I took a longer than usual lunch today, mostly on accident. The hilly trail I took was long and the weather was my favorite, overcast and grey. The barks on the white oak shone bright in the grey light.
White oaks are a staple in US forests, with stands in nearly every state east of the Mississippi River. It has a beautiful grain, and is preferred by many for building because it is hardy, dense, and durable.
Identification is easy. The leaves have 7- 9 rounded lobes extending from the center. In the old world, oaks were associated with royalty and strength, and many uniforms, portraits, and furniture were adorned with carvings of oak leaves. The phrase, “mighty oaks from little acorns grow” is a testament to the strength and resilience and esteem of this species.
In autumn, the dark green leaves often turn maroon or burgundy in appearance, which led to patrons asking me on hikes if those trees were red oaks. I’ll take a teaching opportunity when it comes, so I did some leaf matching on the trail.
Though I haven’t tried them myself, the meat from white oak acorns is supposed to be less bitter than those of Red Oaks. If anyone can attest to that, I’d love to know. I’ve often read of Acorn flour, but have never had the time, care, or supply of acorns to grind it myself and find out. Somehow, I think it would make fair pancakes.

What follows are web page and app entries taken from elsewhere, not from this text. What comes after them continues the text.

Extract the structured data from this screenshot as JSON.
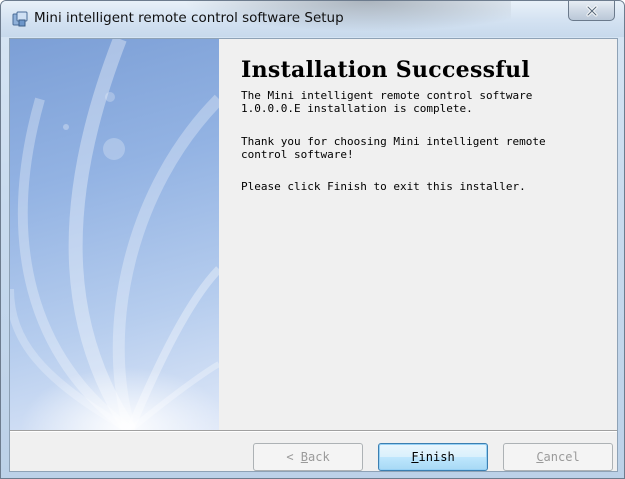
{
  "window": {
    "title": "Mini intelligent remote control software Setup",
    "icons": {
      "app": "installer-icon",
      "close": "close-icon"
    }
  },
  "content": {
    "heading": "Installation Successful",
    "paragraph_1": "The Mini intelligent remote control software\n1.0.0.0.E installation is complete.",
    "paragraph_2": "Thank you for choosing Mini intelligent remote\ncontrol software!",
    "paragraph_3": "Please click Finish to exit this installer."
  },
  "buttons": {
    "back": {
      "prefix": "< ",
      "accel": "B",
      "rest": "ack",
      "enabled": false
    },
    "finish": {
      "prefix": "",
      "accel": "F",
      "rest": "inish",
      "enabled": true,
      "default": true
    },
    "cancel": {
      "prefix": "",
      "accel": "C",
      "rest": "ancel",
      "enabled": false
    }
  },
  "colors": {
    "accent": "#3c7fb1",
    "side_panel": "#93b3e3",
    "dialog_bg": "#f0f0f0"
  }
}
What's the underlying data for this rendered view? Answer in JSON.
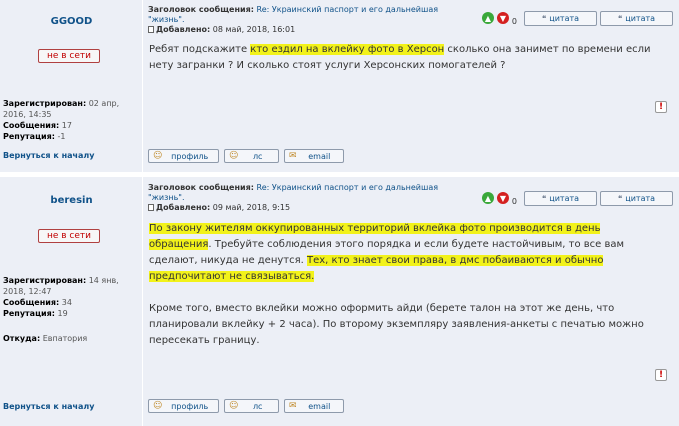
{
  "common": {
    "subject_label": "Заголовок сообщения:",
    "subject_value": "Re: Украинский паспорт и его дальнейшая \"жизнь\".",
    "added_label": "Добавлено:",
    "registered_label": "Зарегистрирован:",
    "messages_label": "Сообщения:",
    "reputation_label": "Репутация:",
    "from_label": "Откуда:",
    "back_to_top": "Вернуться к началу",
    "offline_badge": "не в сети",
    "quote_label": "цитата",
    "profile_label": "профиль",
    "pm_label": "лс",
    "email_label": "email",
    "vote_count": "0",
    "report_icon_text": "!",
    "highlight_color": "#f2f21a",
    "accent_color": "#105289"
  },
  "posts": [
    {
      "author": "GGOOD",
      "registered": "02 апр, 2016, 14:35",
      "messages": "17",
      "reputation": "-1",
      "from": "",
      "added": "08 май, 2018, 16:01",
      "body": {
        "p1_a": "Ребят подскажите ",
        "p1_hl": "кто ездил на вклейку фото в Херсон",
        "p1_b": " сколько она занимет по времени если нету загранки ? И сколько стоят услуги Херсонских помогателей ?"
      }
    },
    {
      "author": "beresin",
      "registered": "14 янв, 2018, 12:47",
      "messages": "34",
      "reputation": "19",
      "from": "Евпатория",
      "added": "09 май, 2018, 9:15",
      "body": {
        "p1_hl1": "По закону жителям оккупированных территорий вклейка фото производится в день обращения",
        "p1_a": ". Требуйте соблюдения этого порядка и если будете настойчивым, то все вам сделают, никуда не денутся. ",
        "p1_hl2": "Тех, кто знает свои права, в дмс побаиваются и обычно предпочитают не связываться.",
        "p2": "Кроме того, вместо вклейки можно оформить айди (берете талон на этот же день, что планировали вклейку + 2 часа). По второму экземпляру заявления-анкеты с печатью можно пересекать границу."
      }
    }
  ]
}
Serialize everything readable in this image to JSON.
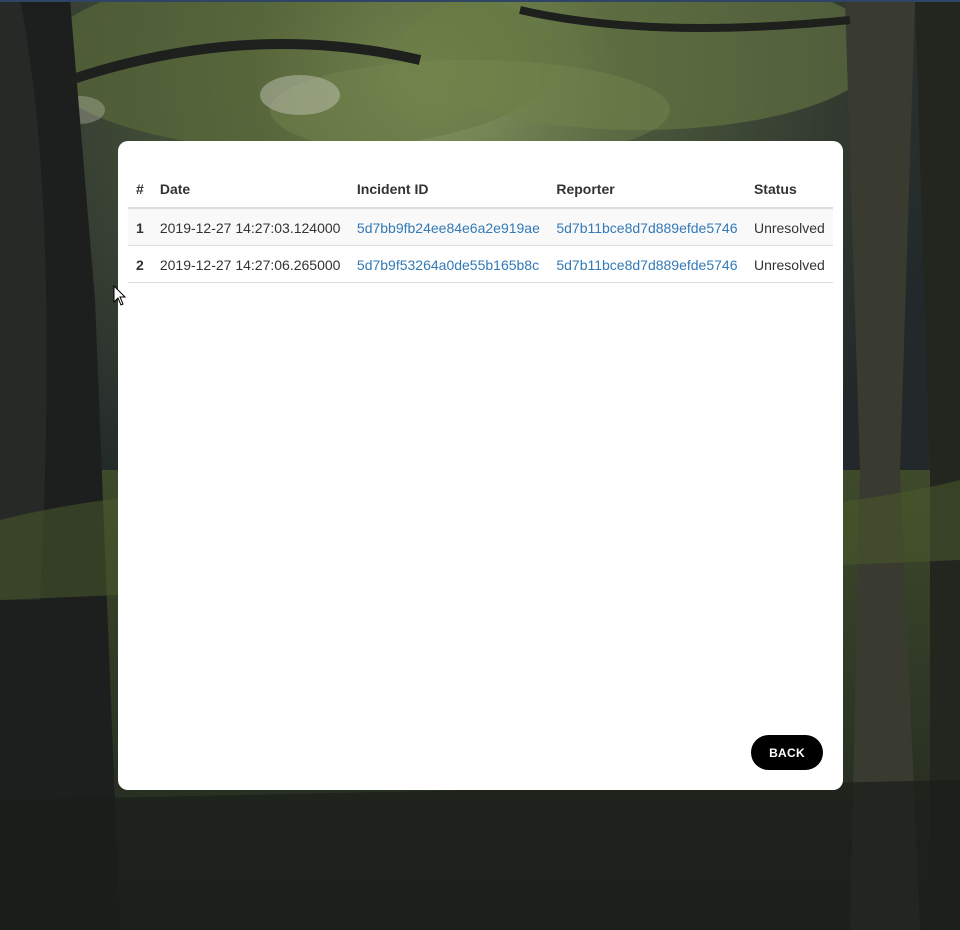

If you enjoy reading, follow me on facebook at The Lunchtime Naturalist for my quick posts and pictures on the trail! If you have a special oak tree in your life, let me know in the comments!